### What the task requires
In the records, each line holding "Wirtschaft" must be reported.
*** Available records ***
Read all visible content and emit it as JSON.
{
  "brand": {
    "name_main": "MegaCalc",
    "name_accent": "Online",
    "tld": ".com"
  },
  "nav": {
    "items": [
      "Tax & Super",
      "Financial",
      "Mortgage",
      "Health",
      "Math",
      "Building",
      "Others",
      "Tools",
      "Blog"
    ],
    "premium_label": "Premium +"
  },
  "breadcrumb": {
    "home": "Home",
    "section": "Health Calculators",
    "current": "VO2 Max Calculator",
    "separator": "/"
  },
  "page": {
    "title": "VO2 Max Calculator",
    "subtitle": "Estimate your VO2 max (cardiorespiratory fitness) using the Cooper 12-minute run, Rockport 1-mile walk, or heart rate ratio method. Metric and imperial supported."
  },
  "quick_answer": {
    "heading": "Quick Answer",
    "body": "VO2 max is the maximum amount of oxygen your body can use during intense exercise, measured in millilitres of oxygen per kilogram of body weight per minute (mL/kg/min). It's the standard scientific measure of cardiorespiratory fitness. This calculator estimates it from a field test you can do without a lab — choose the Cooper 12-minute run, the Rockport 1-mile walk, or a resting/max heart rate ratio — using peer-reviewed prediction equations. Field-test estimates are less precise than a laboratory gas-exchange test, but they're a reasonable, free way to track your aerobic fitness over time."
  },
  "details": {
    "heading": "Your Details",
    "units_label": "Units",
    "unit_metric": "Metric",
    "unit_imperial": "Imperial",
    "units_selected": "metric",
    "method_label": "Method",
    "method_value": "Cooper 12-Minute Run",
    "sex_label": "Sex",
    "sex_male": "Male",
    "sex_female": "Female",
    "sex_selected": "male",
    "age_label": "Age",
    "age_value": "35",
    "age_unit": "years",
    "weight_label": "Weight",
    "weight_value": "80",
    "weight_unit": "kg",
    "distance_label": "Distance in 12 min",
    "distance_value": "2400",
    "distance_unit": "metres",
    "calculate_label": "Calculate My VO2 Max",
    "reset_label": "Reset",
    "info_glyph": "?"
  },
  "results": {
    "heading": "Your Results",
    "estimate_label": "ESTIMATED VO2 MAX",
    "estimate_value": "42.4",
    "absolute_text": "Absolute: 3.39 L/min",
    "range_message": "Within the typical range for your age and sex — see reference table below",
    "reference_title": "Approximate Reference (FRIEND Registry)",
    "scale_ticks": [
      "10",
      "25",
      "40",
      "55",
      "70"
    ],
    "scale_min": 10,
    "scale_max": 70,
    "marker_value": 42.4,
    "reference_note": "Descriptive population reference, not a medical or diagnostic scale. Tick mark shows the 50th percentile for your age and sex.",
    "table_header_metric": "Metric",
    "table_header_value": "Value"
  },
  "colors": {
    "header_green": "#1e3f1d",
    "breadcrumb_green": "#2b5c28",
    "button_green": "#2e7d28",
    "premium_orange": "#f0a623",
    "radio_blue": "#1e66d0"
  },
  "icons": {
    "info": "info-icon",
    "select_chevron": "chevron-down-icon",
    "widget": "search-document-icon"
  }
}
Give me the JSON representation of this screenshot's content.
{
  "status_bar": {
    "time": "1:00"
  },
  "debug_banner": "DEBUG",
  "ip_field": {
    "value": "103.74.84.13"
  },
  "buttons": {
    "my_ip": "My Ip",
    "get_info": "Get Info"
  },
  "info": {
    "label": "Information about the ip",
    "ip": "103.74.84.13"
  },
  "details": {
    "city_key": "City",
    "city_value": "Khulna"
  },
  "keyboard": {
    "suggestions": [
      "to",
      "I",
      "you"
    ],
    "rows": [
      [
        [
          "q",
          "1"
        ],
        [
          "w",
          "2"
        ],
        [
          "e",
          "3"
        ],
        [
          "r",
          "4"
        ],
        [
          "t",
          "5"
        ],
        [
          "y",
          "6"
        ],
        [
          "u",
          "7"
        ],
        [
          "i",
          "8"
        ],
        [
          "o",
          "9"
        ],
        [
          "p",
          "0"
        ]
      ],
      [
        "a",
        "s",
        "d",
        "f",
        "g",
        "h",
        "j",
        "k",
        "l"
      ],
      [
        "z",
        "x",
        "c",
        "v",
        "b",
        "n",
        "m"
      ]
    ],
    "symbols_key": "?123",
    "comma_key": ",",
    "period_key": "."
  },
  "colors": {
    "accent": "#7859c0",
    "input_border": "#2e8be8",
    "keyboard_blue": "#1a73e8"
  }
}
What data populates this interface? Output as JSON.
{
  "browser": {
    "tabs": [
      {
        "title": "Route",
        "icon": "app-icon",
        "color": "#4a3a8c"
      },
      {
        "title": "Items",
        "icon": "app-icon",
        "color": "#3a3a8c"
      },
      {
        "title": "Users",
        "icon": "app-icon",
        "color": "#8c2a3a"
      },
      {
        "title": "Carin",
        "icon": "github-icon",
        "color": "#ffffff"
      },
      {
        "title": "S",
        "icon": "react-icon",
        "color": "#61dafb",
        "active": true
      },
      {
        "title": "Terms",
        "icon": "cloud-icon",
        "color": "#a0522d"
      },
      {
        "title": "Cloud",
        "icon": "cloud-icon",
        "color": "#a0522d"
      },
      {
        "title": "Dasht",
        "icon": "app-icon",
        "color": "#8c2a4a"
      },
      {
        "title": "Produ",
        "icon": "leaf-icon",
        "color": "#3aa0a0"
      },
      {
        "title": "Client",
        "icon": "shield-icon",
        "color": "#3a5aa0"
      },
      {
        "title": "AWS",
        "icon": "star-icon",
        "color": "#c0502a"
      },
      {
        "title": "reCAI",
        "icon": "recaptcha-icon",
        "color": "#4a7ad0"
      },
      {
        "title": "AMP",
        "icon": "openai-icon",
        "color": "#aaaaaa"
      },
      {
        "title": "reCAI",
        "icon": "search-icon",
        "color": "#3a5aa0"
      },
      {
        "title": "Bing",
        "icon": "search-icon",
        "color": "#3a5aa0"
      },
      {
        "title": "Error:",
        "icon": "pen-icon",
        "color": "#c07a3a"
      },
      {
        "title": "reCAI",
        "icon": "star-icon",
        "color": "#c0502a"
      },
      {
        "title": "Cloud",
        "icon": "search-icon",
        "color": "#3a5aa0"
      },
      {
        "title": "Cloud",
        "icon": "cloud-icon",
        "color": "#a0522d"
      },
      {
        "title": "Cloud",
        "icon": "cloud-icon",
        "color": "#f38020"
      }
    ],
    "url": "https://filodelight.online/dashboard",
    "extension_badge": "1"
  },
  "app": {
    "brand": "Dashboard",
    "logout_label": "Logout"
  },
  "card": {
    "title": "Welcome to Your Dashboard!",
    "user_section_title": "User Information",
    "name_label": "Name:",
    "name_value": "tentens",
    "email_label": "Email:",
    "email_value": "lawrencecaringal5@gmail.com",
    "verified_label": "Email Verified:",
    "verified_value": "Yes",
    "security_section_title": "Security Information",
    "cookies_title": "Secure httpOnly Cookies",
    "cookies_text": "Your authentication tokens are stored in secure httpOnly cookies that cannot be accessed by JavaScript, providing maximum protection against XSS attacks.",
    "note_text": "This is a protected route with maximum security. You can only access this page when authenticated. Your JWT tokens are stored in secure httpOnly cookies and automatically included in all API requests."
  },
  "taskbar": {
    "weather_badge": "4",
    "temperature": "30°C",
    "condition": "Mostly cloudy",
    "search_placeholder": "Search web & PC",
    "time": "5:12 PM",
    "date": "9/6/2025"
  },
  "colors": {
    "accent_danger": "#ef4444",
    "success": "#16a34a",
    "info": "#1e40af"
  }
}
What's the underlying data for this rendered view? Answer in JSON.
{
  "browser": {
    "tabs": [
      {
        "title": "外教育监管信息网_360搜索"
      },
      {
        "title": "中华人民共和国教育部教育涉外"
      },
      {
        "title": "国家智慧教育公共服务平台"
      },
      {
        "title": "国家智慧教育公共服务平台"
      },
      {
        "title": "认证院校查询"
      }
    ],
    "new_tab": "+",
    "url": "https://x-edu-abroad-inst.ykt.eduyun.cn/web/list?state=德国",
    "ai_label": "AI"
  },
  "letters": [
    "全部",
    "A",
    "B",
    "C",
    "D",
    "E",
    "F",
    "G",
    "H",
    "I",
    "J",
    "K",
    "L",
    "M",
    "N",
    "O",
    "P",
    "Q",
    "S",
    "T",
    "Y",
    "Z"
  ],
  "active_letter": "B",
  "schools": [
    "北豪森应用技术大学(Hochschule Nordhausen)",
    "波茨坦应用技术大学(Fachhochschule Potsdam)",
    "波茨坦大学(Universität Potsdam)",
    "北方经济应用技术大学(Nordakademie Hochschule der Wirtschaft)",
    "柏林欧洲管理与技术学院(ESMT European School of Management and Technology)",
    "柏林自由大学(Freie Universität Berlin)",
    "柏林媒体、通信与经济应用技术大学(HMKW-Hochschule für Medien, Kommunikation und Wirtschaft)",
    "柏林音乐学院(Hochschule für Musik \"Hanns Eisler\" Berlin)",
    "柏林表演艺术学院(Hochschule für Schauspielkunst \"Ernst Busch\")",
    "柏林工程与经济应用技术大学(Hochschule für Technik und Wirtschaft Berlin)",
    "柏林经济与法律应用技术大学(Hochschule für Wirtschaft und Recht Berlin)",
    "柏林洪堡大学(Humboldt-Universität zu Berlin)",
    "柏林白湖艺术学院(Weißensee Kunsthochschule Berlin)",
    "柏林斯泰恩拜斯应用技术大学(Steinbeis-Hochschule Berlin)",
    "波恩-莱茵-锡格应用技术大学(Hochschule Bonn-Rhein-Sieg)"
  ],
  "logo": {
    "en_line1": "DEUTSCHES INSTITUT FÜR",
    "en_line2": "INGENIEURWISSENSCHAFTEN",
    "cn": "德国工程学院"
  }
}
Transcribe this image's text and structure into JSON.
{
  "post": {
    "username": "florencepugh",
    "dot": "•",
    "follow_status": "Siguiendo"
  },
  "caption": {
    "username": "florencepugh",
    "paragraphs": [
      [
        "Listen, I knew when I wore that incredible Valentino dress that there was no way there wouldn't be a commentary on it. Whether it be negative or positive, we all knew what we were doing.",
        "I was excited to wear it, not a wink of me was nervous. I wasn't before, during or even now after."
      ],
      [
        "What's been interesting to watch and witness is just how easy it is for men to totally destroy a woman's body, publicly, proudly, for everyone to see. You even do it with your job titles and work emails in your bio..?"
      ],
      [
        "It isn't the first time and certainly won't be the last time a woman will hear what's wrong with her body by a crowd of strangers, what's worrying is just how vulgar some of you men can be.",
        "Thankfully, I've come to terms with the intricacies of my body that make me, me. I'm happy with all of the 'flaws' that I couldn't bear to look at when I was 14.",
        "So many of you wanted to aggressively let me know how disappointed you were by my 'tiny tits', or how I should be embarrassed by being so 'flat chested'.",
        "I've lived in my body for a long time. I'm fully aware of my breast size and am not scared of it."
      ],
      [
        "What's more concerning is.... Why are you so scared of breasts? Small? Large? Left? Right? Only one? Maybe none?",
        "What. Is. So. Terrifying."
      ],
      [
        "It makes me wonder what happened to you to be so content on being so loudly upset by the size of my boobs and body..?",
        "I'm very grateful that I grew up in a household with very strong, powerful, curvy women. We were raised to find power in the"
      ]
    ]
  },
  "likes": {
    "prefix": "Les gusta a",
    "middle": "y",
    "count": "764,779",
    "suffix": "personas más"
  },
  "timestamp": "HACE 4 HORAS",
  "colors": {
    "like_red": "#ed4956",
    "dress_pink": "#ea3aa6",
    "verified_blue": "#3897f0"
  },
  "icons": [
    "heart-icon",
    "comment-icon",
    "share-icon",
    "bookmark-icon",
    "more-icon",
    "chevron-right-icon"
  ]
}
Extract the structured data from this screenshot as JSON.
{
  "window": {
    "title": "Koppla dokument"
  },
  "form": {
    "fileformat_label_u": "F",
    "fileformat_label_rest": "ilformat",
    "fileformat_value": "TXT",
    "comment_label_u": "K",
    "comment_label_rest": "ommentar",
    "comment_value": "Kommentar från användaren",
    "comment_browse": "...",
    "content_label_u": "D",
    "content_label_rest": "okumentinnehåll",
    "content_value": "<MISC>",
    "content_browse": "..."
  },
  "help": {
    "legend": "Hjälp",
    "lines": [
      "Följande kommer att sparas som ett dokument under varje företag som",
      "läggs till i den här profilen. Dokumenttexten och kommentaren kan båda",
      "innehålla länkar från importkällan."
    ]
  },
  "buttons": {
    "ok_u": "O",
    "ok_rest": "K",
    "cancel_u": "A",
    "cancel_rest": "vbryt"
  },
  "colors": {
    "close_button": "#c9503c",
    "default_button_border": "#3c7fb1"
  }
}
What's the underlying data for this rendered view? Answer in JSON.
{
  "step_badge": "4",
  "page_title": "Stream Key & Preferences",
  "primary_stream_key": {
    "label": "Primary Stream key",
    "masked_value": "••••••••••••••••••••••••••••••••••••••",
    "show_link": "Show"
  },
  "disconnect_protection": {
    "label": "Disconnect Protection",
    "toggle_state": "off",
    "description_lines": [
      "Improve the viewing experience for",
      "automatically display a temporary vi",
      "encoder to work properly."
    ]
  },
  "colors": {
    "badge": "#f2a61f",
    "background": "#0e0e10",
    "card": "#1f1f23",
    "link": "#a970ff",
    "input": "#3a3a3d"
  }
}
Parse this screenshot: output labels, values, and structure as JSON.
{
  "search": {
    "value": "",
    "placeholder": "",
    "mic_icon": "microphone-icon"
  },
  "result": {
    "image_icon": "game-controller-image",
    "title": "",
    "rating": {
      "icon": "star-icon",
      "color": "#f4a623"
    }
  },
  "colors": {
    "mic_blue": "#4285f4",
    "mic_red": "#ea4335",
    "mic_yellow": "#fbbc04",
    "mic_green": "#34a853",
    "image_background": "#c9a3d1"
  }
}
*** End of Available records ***
### Answer to this problem
    "北方经济应用技术大学(Nordakademie Hochschule der Wirtschaft)",
    "柏林媒体、通信与经济应用技术大学(HMKW-Hochschule für Medien, Kommunikation und Wirtschaft)",
    "柏林工程与经济应用技术大学(Hochschule für Technik und Wirtschaft Berlin)",
    "柏林经济与法律应用技术大学(Hochschule für Wirtschaft und Recht Berlin)",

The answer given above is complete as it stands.